Last week at work we were discussing some child who had gone from K to 12th grade without missing a single day of school. I was the one who kept insisting, "It's NOT wonderful!"
It's not that hard to catch up if you miss a day or two. It's not such a bad thing to take care of yourself instead of succumbing to this stupid all-consuming work ethic. And it IS a bad thing to infect other people with your germs. So I am staying home one extra day and I won't regret it, because I'm staying home instead of giving small children the norovirus.
Like I said, Wiscon was really good. Except for the stomach thing. And the troll.
I've become a lot better able to monitor my emotional state, my level of stress and tiredness, and decide when I needed to have a sleep, alone time, sandwich, or cold drink instead of going to yet another panel. Or a party. Result being that I didn't go to any parties at all, but I also didn't get burnt out. And WisCon was really good at accomodating that, too--they actually had a "quiet room" and a "very quiet room" that you could go to for some chill-out time.
Unfortunately, I wasn't as good at listening when my stomach said "No."Friday
Got to downtown Madison late enough/stressed enough that I decided to drop my things off at the hotel, eat something, and then go to opening ceremonies. I perked up quickly, and said hi to littlebutfierce
, and raanve
, who I met last WisCon, and then their friends wrdnrd
. For my first panel, I decided on "Elves and Dwarves: The Racism Inherent in Fantasy," since, as I noted, "I'm still at full Sanity points." Not full enough to debate descriptivism vs. prescriptivism in language, however!Transcript by badgerbag
, her commentary
, panel reactions caught on video
Yes, pretty much what they said. I felt that some of the people on the panel (not everyone!) were too busy being apologists for their own work to really address the question of whether essentialism is problematic or not in fantasy. There was this strain of thinking that there is NO problem with having all your elves be more graceful and all your dwarves be more strong if it's a genetically-coded Fact, which strikes me as kind of simplistic, especially given how a lot of people still think that racial differences (not in terms of physical features but in terms of intelligence, etc.) are genetically-coded Fact!
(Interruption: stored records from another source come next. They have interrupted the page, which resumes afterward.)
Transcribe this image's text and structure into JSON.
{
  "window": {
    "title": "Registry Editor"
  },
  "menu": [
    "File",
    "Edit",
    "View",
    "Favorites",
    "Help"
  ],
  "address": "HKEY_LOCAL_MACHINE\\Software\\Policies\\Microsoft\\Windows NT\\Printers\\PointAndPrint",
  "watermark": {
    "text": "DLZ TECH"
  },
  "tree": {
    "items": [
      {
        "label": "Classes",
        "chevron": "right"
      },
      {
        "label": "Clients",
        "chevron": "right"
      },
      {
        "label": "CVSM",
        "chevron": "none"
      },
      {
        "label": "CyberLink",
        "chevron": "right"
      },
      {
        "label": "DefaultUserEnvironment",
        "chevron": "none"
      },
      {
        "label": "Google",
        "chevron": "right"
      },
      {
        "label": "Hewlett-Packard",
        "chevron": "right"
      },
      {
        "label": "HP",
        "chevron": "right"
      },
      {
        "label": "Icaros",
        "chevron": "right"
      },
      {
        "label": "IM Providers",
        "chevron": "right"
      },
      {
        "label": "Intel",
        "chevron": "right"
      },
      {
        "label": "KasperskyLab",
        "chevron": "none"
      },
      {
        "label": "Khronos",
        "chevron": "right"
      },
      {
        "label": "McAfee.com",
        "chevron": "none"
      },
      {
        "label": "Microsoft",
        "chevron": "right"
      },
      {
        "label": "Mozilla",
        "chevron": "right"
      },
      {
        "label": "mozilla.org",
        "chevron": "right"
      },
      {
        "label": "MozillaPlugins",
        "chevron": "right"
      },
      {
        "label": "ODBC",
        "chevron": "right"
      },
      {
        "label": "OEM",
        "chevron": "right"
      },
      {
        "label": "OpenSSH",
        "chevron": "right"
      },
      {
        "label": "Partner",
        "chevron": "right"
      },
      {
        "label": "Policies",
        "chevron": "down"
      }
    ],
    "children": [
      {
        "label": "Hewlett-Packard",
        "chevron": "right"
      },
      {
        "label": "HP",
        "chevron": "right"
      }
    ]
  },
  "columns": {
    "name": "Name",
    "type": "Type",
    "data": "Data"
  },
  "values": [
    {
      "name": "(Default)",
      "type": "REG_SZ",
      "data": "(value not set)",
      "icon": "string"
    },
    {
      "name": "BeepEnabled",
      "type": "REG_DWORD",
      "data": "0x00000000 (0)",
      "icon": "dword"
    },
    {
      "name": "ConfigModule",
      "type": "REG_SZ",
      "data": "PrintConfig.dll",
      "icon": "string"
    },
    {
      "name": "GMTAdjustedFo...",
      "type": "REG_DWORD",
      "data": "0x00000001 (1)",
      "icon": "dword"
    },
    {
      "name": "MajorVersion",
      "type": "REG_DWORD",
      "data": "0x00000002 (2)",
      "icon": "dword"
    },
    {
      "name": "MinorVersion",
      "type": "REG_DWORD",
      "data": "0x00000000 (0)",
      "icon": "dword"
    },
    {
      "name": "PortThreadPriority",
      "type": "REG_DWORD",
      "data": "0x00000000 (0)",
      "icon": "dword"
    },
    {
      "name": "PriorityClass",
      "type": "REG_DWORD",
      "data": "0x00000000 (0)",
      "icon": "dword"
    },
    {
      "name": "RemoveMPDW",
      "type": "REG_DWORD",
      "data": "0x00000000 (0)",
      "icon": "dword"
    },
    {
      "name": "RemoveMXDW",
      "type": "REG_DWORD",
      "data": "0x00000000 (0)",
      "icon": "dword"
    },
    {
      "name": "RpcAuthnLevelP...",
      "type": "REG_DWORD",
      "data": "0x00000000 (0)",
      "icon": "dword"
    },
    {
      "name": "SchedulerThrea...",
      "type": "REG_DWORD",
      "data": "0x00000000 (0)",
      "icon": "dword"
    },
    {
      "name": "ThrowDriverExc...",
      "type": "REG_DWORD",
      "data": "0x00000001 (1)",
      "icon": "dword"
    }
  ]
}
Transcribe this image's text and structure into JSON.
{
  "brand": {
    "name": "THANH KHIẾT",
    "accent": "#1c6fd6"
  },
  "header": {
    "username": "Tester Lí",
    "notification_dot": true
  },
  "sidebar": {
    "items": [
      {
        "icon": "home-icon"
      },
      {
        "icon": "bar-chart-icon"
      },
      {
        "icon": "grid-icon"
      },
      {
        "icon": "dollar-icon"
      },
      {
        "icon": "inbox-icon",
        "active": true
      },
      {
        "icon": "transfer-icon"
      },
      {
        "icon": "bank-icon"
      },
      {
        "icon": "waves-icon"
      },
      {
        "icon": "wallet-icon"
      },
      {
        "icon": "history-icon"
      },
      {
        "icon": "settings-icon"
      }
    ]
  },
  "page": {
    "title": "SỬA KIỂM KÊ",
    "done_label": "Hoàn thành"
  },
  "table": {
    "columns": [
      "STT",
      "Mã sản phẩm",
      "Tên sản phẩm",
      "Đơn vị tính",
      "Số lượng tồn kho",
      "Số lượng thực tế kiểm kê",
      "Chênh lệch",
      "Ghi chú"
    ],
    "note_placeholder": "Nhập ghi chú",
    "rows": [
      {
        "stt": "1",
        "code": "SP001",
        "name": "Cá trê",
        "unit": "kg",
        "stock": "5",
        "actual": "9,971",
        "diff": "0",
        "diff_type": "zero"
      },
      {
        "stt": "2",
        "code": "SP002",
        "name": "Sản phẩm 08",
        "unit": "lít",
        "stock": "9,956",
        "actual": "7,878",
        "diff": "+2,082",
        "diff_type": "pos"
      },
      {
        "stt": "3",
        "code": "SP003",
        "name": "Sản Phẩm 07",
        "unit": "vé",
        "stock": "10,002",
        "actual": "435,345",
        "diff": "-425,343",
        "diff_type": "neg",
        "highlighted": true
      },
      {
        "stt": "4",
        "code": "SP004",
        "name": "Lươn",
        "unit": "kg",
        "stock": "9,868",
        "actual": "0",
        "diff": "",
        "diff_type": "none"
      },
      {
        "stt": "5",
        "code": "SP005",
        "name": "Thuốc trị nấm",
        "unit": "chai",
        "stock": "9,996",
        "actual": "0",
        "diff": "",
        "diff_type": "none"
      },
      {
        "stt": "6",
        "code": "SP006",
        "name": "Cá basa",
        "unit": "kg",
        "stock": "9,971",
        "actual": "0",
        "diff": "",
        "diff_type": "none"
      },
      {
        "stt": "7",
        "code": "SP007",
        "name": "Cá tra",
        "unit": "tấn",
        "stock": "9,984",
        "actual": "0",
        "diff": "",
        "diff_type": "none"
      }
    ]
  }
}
I don't know whether that means racism is inherent in fantasy, or (anyway) in Tolkien-pattern fantasy, because generally the panel was too busy self-justifying to actually talk about the panel topic. But then, for what it's worth, most of the panel topics were way too big to cover in 75 minutes, and that's always true of WisCon panels, and it's actually kind of neat, if frustrating! We are all on Livejournal anyway, if we want to talk about things more deeply.
There was some discussion of Drizz't and the dark elves in the Dragonlance setting, which I actually haven't read, but I realized that when I was younger and played D&D I was a naive enough reader not to make any connections between dark elves and black people.
My next panel was the Octavian Nothing book club, with coffeeandink
, and others. Which dissipated my annoyance with the previous panel, because it was great! We discussed the idea of colonialism as a gendered thing, and the contradictions of the American revolution, and generally all the good stuff in the book, but also in a way that linked it up with other texts, and now I have book recommendations!
Oh, and before the panel I was knitting, and as oyceter
and I discussed knitting, it turned out that we were both making Pomatomus
! Which struck me as terribly funny. Except I was making it as armwarmers rather than socks so that they wouldn't be uncouth to try on as I went. Generally Wiscon was a very knitty space and there were three or four people knitting in the audience at most panels I went to.